Drainage Said To Be
Biggest ‘Nut to Crack’
PIONEERTOWN – Pat Sullivan, civil engineer, Public works Office, at the Marine Corps Base, joined with Pioneer Pass Pushers in a study of construction problems along the route from Pioneertown to Big Bear.
The road, once label the back road to Big Bear by desert citizens, is now called Pioneer Pass, and the Pioneer Pass Pushers are getting ready for they’re big pioneer past weekend April 18, 19, went VIPs, Pushers and Peons will unite to smooth out the rough spots along the road so that it will be negotiable by ordinary cars when summer comes.
About 20 people were in the group which met at Pioneertown’s Red Dog. They went up the road toward Big Bear as far as the last ridge before Arrastre Creek. Here the snow stopped them.
Sullivan walked over most of the 3-mile bad stretch on Three Hells Hill below the Rose Mine and made notes as he walked. In his opinion the main problem in the repairing the road is drainage. The slide area where several years ago the Valle de las Vista Club of Twentynine Palms worked on the road attractive Sullivan’s attention.
“This slide area should be dynamited.” Sullivan said, “just a small charge at a time so that heavy equipment can keep rocks clear of the existing road.”
“Besides drainage on Three Hells Hill, Sullivan added,” you should ‘cut and fill’ to solve your problem. By that, I mean cut from the top of the hill and fill the sides. This may cut your grade somewhat.”
After a thorough check of this rugged stretch of the road, Sullivan said he saw nothing that was more difficult that a simple engineering problem. Men and equipment can go a long way in improving the road, he added.
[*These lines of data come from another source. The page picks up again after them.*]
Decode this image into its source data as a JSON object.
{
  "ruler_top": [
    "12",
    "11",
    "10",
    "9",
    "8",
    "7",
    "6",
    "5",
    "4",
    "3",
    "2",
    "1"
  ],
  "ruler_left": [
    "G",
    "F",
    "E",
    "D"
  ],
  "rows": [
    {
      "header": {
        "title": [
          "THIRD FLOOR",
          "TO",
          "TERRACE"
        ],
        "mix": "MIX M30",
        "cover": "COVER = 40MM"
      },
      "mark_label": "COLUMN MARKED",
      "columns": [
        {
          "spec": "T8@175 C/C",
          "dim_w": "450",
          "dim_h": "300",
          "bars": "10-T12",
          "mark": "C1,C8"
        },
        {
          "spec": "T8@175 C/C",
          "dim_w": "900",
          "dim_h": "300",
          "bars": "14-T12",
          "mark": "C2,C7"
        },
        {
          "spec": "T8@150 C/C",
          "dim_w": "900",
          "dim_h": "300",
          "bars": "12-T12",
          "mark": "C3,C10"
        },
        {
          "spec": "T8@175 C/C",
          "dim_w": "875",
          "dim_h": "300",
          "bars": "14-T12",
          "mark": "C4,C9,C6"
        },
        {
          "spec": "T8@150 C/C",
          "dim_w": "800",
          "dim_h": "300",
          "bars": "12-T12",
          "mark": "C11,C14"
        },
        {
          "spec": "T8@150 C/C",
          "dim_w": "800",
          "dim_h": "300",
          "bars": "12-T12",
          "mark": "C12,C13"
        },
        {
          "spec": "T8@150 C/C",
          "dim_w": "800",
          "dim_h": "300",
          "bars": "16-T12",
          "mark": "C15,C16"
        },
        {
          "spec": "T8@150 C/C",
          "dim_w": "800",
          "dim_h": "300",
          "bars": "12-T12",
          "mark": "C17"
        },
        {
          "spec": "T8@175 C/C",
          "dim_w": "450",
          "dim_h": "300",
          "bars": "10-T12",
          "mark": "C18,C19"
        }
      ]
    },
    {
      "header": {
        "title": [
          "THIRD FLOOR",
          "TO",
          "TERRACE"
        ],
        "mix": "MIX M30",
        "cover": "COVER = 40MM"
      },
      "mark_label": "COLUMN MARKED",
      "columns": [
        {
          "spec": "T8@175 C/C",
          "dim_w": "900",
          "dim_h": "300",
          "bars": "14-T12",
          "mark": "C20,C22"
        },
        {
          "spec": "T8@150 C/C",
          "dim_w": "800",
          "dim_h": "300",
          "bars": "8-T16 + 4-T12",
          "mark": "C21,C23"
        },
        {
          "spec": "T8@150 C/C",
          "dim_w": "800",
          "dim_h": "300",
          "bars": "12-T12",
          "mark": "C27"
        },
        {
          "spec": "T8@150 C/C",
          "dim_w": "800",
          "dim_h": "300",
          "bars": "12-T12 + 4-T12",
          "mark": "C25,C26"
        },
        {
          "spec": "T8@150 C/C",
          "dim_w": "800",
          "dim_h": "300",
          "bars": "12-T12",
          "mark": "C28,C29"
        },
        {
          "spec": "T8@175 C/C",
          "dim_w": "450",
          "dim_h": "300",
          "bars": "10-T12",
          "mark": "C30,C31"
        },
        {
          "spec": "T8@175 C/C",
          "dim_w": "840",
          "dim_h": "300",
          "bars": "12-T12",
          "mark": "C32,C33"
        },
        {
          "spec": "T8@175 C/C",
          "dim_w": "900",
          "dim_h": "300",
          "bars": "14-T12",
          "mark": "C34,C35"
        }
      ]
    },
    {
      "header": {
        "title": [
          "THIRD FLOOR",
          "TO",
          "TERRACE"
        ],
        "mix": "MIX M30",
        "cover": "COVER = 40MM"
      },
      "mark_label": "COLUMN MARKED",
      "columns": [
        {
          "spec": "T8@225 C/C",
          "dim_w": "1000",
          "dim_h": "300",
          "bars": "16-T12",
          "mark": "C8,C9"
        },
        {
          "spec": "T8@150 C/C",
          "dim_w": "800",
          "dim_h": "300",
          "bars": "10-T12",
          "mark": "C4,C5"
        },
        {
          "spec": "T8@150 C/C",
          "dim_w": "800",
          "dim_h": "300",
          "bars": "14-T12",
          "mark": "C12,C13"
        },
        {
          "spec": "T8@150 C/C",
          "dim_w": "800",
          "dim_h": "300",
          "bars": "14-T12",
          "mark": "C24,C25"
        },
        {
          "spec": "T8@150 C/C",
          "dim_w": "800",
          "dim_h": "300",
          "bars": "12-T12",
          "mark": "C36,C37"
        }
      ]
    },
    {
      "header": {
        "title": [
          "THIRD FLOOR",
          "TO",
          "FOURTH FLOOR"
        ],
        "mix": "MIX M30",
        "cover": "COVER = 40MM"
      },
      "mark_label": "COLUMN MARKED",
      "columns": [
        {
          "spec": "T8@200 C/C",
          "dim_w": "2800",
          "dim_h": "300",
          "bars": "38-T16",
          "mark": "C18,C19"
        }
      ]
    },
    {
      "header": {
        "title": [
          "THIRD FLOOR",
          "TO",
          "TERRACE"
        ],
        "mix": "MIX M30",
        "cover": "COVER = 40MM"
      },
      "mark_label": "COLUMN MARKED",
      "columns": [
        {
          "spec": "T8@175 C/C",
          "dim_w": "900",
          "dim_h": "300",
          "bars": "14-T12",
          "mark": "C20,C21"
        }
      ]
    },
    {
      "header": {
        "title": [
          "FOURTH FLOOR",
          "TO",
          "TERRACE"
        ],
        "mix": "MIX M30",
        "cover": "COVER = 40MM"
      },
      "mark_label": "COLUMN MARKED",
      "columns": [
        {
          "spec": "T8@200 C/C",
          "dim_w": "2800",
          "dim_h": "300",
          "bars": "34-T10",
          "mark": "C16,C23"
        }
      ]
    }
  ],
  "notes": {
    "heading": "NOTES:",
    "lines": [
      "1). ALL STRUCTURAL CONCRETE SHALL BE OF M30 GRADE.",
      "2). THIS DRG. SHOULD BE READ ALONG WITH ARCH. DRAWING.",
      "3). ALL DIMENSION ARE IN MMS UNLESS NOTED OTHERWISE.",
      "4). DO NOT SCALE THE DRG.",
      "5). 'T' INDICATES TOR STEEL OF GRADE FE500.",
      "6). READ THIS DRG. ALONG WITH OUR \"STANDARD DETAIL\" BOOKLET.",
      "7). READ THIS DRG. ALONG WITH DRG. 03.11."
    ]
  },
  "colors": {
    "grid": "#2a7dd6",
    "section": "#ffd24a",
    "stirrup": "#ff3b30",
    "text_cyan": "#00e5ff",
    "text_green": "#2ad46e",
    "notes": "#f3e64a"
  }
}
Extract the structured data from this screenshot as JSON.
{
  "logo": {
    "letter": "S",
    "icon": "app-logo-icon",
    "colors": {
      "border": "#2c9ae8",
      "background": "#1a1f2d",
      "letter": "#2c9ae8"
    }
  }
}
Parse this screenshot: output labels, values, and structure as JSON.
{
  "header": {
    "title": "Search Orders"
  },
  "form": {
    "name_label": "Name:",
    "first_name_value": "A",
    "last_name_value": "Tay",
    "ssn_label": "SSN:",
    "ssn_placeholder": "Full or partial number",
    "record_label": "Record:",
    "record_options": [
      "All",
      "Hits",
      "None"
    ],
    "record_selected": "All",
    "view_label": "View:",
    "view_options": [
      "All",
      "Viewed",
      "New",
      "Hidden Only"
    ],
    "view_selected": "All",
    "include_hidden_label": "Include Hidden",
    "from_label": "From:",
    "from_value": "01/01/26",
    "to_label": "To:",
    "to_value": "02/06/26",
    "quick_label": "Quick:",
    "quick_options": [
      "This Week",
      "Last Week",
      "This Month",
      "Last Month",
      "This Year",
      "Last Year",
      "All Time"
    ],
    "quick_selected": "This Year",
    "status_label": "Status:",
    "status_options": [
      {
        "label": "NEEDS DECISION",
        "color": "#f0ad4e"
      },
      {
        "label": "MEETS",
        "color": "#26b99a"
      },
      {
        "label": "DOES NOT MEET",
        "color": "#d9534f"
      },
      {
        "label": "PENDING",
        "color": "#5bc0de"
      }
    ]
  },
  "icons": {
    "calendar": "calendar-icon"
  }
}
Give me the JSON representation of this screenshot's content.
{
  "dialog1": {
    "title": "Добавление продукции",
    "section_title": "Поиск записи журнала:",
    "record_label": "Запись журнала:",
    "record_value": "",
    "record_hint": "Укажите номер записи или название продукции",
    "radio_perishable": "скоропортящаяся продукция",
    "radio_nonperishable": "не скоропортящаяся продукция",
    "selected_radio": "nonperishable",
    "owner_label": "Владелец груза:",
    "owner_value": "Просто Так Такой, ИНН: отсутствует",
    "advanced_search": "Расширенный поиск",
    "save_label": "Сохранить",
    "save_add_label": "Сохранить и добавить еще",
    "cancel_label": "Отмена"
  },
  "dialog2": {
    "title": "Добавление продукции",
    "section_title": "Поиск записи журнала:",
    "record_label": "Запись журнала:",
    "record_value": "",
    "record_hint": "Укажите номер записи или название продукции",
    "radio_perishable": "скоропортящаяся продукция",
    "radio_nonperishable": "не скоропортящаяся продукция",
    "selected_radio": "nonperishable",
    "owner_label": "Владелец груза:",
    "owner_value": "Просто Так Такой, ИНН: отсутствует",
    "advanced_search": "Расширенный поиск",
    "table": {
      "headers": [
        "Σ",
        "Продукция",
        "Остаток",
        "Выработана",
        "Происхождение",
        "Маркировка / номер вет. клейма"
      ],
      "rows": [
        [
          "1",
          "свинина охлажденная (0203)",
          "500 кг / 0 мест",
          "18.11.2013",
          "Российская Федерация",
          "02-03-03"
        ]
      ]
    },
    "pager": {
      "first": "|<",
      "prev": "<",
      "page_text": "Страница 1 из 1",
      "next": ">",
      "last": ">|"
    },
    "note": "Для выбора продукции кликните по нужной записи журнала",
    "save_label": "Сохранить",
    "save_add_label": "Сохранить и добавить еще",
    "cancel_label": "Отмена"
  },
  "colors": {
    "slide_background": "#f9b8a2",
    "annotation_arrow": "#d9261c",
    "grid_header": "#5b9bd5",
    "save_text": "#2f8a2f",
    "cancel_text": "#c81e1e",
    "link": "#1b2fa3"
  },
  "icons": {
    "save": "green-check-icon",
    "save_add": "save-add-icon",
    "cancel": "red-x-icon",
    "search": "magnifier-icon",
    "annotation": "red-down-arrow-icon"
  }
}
Sullivan advocated Advance planning to ensure that Pioneer Pass weekend would be a success. All material needed should be home and placed in possession before the workers arrive, he said. Sullivan suggested that the working crews be kept small with 21 men to a crew. One would be a working foreman.
Sullivan was reported enthusiastic about the project and about opening the country between Big Bear and Pioneertown.
Making the engineering survey were Mr. and Mrs. Pat Sullivan and children from Twentynine Palms; Larry and Adie Harley and son, Robert, of Norwalk; Mr. and Mrs. Armen Gamperling of Joshua Tree; norm Granger and son Tommy, Mr. and Mrs. Ken Bonser, Mr. and Mrs. Ted Morton, Mr. and Mrs. Charles Valentine, all of Yucca Valley; and Jerry Moore of Twentynine Palms.